One of the biggest benefits of the Google Panda update is that it helped to eliminate content farms. Content farms were those websites that used to pop up at the top of your Google search results and took you to a page filled with keyword stuffed text that barely made sense. The goal of the publisher was to attract as many page views as possible and in turn sell advertising, affiliate links, whatever. It was even worse when they directly stole blog posts from an RSS feed (feed scraping) and published it under their own name often ranking higher in the search results than the original publisher.
This stuff worked because Google allowed it. The Google algorithms weren’t advanced enough to prevent the abuse and people took advantage. The more key word rich pages you could stuff into a website the better. Content quantity as opposed to quality became so valuable that “SEOs” had no qualms about going to a site like Elance.com and offer $50 for 50 or so 500 word articles and get them.
For the most part, the Google Panda update put an end to this sort of manipulation and in doing so, improved the search experience for everyone.
But fear not, according to a recent article on Mashable content farms are alive and well. They’ve just moved from the Google search results to your Facebook stream. According to the article, continued changes to Faceboook’s Edgerank algorithm has placed an emphasis on engagement (likes and sharing). Those looking to game the Facebook formula are quickly recognizing that images are one of the easiest ways to do it.
Don’t have images of your own, no problem. Just steal them from a website that does.
According to, Kevin Morris of the Daily Dot, (who wrote the Mashable article) that’s exactly what is happening.
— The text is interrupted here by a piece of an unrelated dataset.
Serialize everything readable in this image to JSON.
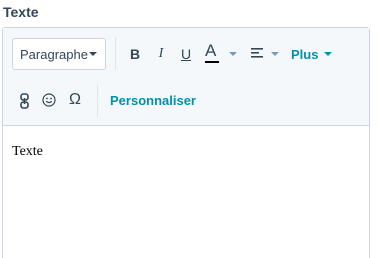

Those looking to game Facebook steal the images from another website, publish them on their website without attribution and then to Facebook with external links to the website.
Why Won’t You Like Me?
Since “likes” are so highly valued by Facebook’s Edgerank, Morris highlights another method of gaming the system in which an image is posted with a call to “like” in the form of a survey. For example, the “Teen Swag” facebook page is filled with posts such as “like if you brush your teeth” or even more manipulative, “Like if yes, comment if no.”
Teen Swag has garnered 1.1 million “likes” since it’s creation in late December 2012.
Impact on Facebook Marketing
Since Facebook updated it’s Edgerank algorithm last fall, more and more Facebook marketers are reporting a significant drop in reach. Add in the need to compete against content farms of this sort and you can quickly see how it is getting more and more difficult to be seen on Facebook. And it’s only going to get worse with the roll out of Facebook’s Graph Search. Graph search will pull results based on “likes” and engagement of those in your Facebook network. This will place an even higher value on engagement and potentially even more opportunity to game the results. It will also make it very hard for those not already established on Facebook gain a foothold.
So Should You Give Up on Facebook?
Not necessarily. However, it does mean you should take a hard look at your Facebook efforts and your ROI justifies those efforts. If you haven’t established a Facebook presence, I would highly recommend hard research and a clear reason for doing so now. This sort of research has always formed the foundation of a solid Facebook campaign but it is more important now then ever. You need to know that Facebook is the best place to reach your audience and have a solid strategy you know will work before starting a new Facebook campaign.
If Not Facebook, Where?
Ultimately it’s about going where your audience can find you. If you are finding it harder and harder to reach your audience on Facebook, return to the basics. Focus on developing your website with the quality content your audience needs. From there you can use the social media networks to extend your reach.
The other thing to consider is that as Facebook attempts to filter content and moves into search they are moving away from what they do best–helping people make connections. Google however, continues to refine what they do best–providing information their user seeks. As they add the social networking capabilities of Google+ to their search efforts, this is only going to become more and more apparent.
For those just getting started in online marketing, it may be too late to jump into the Facebook scrum. As Google shuts down the content farms and others looking to manipulate the system, the search return doors are wide open for those who do it right.